How does the “Mary” problem relate to the problem of “other minds”? ©2007 The Teaching Company 27 Lecture Ten Do Computers Play Chess? Scope: Whether a machine is capable of thinking is a question that evokes the problem of other minds and one that found responses in the work of Alan Turing and John Searle. The latter’s “Chinese room” analogy seeks to refute the relevance of computational power to the question of consciousness and intelligent behavior. Ludwig Wittgenstein posited that games and rules are cultural artifacts.
Phil. D. from Harvard. Currently Professor of Philosophy and of Law at New York University. Roger Penrose (1931– ): Fellow of Balliol College, Oxford, knighted for his contributions to mathematics and science; brother of Jonathan Penrose, a chess grandmaster. His arguments against the possibility of today’s physics to explain consciousness are profound, influential, and controversial. Thomas Reid (1710–1796): Father of Scottish “Common Sense” philosophy; best known for his anti-skeptical arguments against David Hume and as a staunch defender of the methods of Bacon and Newton in approaching the nature of mind and mental life.
D. Another pertinent question is: Just how much by way of biological function must a creature have to enjoy some measure of respect? E. While advances in medicine and personal health have resulted in a more active and flourishing older population, decline in old ageincluding intellectual decline caused by such conditions as Alzheimer’s diseaseattacks what we take to be the very essence of our humanity: our mental life. F. People make living wills to guard against the preservation of their lives should they succumb to a mentally debilitating disease.

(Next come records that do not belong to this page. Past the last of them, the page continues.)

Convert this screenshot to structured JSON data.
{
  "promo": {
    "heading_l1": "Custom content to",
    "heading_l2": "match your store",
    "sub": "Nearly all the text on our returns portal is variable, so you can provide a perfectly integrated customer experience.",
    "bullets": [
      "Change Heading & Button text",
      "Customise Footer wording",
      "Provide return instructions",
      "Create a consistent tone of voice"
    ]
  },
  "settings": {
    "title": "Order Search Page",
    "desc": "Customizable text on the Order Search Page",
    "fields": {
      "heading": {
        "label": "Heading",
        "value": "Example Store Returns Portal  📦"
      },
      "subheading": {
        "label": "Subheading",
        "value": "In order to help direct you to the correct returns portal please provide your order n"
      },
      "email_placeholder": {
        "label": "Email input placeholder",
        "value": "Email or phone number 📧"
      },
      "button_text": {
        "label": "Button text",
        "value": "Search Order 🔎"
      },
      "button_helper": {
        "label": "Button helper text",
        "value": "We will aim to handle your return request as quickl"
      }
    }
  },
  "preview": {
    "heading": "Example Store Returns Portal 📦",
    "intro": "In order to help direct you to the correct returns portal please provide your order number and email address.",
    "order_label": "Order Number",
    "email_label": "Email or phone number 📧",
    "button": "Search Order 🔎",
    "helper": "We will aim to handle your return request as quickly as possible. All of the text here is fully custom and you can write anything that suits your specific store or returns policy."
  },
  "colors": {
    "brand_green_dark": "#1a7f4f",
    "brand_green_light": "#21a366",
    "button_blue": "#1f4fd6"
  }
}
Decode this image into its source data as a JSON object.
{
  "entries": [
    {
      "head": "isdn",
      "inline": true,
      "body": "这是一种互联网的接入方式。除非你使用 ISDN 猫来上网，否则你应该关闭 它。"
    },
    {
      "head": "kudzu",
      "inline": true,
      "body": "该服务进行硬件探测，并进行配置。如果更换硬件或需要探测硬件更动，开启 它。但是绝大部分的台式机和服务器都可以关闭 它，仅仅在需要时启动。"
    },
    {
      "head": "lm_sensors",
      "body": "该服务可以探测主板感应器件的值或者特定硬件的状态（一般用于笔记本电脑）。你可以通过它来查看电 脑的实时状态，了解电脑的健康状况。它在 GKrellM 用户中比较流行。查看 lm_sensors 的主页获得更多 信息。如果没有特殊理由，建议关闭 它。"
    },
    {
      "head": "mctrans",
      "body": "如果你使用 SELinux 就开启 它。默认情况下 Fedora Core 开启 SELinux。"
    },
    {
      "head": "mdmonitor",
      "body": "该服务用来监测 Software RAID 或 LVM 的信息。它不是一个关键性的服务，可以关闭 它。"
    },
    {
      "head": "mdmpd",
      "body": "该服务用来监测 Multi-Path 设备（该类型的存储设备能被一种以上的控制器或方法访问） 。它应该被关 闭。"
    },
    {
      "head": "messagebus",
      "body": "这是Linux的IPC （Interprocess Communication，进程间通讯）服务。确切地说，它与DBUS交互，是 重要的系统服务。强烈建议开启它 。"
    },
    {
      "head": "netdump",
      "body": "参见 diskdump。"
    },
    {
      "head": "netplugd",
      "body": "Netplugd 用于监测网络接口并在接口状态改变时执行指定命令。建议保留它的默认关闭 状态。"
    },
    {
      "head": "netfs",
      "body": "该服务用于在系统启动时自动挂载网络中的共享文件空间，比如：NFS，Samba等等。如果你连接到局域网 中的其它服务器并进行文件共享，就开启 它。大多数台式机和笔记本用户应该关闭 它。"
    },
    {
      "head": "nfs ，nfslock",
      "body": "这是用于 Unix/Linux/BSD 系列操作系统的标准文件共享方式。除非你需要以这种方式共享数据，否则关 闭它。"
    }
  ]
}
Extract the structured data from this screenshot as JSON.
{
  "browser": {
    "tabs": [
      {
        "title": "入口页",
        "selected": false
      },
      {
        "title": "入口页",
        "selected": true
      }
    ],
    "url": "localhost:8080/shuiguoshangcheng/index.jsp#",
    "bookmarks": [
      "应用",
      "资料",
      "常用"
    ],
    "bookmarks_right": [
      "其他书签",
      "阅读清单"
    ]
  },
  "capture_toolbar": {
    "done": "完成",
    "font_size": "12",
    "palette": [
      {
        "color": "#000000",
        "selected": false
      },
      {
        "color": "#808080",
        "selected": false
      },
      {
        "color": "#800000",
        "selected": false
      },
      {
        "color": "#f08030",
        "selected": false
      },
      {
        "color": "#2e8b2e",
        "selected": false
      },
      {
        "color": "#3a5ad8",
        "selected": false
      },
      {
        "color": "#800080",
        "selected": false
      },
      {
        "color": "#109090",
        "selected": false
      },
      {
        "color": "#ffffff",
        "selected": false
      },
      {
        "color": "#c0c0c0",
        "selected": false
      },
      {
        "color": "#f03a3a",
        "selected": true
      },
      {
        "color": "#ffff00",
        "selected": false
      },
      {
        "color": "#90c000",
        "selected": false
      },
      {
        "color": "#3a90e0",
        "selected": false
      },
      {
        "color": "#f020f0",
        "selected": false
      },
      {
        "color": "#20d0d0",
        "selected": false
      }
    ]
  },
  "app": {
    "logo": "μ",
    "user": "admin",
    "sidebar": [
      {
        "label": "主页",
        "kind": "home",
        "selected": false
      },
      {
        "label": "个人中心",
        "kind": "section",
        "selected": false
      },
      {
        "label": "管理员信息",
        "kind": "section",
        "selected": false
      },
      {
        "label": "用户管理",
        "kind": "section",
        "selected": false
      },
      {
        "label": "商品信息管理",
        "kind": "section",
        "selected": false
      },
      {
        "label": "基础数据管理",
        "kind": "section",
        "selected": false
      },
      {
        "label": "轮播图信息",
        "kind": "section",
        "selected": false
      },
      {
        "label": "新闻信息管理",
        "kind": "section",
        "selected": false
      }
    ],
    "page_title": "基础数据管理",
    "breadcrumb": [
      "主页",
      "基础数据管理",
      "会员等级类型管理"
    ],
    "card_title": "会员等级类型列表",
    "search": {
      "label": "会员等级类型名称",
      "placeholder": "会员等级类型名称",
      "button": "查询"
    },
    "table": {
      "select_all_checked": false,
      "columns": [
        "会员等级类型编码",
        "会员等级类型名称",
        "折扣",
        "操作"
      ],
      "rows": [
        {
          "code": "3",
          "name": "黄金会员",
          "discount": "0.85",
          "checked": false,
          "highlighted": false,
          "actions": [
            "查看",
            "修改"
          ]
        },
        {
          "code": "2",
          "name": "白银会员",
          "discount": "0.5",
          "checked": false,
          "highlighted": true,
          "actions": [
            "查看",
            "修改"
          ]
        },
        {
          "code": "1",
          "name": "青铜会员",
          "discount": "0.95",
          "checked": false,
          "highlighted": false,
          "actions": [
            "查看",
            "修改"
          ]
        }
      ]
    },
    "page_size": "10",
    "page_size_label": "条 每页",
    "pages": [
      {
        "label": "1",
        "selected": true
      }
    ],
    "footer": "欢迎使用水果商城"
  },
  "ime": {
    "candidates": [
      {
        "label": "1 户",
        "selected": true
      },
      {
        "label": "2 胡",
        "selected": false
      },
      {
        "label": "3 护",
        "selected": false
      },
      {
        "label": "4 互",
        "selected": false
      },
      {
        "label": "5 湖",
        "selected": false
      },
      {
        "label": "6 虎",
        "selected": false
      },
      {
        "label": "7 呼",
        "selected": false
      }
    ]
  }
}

Consciousness and Its Implications by The Great Courses, Professor Daniel N. Robinson, The Great Courses